* Task objective: Among the entries below, tally the lines that include "JSON", and give the number alone.

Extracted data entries
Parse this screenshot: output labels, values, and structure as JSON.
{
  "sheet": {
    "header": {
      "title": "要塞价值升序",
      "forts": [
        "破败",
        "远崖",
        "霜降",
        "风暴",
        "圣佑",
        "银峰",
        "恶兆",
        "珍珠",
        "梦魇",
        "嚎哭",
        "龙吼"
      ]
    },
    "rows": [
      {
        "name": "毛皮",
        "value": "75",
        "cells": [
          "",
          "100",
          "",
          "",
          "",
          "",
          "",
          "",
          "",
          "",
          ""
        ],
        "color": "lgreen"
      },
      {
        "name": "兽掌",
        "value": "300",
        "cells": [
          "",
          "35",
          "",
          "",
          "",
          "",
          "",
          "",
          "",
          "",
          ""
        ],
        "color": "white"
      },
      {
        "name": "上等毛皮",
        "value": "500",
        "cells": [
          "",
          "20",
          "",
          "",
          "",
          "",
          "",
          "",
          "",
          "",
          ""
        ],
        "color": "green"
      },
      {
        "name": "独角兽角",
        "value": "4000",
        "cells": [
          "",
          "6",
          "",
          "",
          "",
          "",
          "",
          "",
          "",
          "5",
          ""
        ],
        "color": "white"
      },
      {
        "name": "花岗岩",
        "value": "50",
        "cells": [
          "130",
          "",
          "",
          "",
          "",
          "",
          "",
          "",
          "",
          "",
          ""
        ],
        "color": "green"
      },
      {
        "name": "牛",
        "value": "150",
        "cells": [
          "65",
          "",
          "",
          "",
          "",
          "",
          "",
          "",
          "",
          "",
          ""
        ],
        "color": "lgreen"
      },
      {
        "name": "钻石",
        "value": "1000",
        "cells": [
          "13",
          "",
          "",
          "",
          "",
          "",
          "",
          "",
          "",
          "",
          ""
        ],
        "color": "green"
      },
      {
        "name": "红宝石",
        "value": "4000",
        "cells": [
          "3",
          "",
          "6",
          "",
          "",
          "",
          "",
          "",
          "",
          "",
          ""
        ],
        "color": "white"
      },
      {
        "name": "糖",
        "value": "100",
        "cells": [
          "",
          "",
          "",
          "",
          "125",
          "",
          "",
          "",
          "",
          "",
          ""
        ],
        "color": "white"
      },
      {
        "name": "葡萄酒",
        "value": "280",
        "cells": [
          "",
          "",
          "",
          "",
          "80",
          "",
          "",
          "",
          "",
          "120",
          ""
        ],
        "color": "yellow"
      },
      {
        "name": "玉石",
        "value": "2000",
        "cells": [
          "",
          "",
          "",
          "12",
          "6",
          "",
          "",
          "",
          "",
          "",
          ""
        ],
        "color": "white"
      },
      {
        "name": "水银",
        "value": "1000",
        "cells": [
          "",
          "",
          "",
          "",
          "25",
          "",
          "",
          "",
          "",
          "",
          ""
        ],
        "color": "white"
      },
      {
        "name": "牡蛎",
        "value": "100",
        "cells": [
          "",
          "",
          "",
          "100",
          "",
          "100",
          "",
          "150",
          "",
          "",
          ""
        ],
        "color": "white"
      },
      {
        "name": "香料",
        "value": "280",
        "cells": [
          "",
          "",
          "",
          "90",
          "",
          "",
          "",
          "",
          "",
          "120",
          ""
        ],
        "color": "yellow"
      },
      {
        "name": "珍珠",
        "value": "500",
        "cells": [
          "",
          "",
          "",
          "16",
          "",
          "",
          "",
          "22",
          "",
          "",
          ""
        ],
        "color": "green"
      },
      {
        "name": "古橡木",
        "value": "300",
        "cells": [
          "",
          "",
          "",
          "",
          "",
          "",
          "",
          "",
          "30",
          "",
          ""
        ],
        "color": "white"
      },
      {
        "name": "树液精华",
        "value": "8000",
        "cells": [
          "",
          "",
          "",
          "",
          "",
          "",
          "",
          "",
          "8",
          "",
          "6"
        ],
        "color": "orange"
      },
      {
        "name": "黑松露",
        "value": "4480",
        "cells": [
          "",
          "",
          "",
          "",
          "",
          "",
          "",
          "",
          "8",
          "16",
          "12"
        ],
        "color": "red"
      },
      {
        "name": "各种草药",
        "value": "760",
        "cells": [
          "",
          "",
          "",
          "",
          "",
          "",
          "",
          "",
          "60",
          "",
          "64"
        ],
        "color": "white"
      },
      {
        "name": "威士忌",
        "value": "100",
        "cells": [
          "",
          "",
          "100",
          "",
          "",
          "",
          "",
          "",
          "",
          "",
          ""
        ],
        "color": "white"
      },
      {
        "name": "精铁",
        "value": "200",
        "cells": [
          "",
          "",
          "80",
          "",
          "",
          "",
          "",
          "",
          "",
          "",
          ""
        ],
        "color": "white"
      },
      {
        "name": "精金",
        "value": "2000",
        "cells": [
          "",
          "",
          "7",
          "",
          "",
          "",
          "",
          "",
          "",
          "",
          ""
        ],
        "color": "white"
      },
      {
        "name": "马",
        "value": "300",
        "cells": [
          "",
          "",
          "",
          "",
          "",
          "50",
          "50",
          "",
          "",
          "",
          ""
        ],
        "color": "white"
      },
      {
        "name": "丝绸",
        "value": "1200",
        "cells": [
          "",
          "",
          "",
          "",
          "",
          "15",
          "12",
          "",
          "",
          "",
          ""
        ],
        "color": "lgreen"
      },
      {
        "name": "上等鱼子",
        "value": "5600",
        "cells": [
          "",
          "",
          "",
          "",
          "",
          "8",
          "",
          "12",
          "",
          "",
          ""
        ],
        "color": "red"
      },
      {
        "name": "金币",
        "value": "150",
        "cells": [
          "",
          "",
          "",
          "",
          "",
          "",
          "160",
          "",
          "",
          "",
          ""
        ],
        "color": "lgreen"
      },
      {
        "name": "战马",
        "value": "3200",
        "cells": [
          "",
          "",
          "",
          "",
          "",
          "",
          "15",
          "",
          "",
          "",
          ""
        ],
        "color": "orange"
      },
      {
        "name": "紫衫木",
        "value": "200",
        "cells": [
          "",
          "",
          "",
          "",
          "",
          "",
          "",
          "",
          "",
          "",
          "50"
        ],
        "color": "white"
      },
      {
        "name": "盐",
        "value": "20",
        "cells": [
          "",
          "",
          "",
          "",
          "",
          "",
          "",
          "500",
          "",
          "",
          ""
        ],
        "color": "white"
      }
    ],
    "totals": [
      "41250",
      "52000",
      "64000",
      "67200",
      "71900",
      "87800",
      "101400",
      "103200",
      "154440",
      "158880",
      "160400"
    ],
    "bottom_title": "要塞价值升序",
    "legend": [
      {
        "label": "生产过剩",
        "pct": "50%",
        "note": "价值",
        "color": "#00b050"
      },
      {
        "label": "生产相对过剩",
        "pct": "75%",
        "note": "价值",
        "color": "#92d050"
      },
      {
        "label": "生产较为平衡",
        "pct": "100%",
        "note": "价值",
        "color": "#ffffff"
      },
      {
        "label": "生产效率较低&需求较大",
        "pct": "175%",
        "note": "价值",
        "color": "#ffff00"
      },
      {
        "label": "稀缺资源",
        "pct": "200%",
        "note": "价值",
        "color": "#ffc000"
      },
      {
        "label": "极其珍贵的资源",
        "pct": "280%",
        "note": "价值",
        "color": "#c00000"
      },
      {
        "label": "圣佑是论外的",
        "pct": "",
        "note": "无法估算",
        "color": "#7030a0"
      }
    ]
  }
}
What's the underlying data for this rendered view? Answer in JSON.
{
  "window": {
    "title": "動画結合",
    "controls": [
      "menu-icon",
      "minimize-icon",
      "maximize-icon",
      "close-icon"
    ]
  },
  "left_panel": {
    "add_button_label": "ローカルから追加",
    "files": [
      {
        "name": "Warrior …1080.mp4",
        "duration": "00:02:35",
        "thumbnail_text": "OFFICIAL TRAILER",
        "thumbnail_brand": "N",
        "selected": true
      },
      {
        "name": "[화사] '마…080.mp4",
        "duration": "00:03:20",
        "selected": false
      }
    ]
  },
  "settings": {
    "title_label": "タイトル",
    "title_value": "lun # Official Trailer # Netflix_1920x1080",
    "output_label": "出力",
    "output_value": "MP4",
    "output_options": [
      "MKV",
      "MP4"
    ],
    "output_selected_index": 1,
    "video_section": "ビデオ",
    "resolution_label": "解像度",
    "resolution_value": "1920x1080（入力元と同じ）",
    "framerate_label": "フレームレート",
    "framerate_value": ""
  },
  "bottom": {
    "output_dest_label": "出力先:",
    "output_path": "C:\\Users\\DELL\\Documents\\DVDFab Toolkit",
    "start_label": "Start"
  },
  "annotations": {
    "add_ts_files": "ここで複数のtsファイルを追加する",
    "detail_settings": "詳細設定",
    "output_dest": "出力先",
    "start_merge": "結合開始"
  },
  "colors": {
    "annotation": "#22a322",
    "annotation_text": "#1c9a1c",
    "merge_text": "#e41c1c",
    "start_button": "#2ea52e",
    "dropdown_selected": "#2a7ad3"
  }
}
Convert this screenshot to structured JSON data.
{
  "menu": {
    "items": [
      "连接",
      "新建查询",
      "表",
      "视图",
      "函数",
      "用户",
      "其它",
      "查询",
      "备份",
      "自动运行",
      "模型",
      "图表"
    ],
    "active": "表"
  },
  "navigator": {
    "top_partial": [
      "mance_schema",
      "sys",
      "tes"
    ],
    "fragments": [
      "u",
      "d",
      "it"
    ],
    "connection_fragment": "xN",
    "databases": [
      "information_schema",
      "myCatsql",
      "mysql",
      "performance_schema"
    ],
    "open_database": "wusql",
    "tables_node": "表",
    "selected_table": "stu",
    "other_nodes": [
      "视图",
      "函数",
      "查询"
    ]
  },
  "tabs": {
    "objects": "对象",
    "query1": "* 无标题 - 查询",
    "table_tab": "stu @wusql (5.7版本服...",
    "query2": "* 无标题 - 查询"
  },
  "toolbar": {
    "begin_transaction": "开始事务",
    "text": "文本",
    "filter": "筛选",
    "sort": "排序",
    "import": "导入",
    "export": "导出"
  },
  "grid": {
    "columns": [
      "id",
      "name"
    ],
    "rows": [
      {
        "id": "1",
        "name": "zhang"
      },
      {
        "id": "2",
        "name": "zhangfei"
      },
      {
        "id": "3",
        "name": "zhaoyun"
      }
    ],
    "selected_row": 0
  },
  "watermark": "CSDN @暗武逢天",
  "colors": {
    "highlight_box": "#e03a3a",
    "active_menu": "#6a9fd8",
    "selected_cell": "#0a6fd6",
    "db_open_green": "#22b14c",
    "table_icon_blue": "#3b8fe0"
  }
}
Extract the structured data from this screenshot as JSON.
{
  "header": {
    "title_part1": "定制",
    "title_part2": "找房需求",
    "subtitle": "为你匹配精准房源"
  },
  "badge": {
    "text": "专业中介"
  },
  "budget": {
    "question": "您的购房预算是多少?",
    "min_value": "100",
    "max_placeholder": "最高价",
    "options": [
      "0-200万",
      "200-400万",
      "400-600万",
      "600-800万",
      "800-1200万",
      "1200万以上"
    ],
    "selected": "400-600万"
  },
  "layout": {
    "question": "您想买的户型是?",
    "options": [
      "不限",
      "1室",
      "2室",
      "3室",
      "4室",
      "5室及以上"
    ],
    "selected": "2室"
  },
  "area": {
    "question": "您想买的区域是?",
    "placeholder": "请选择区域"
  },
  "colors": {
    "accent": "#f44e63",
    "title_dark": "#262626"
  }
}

* Written response: 4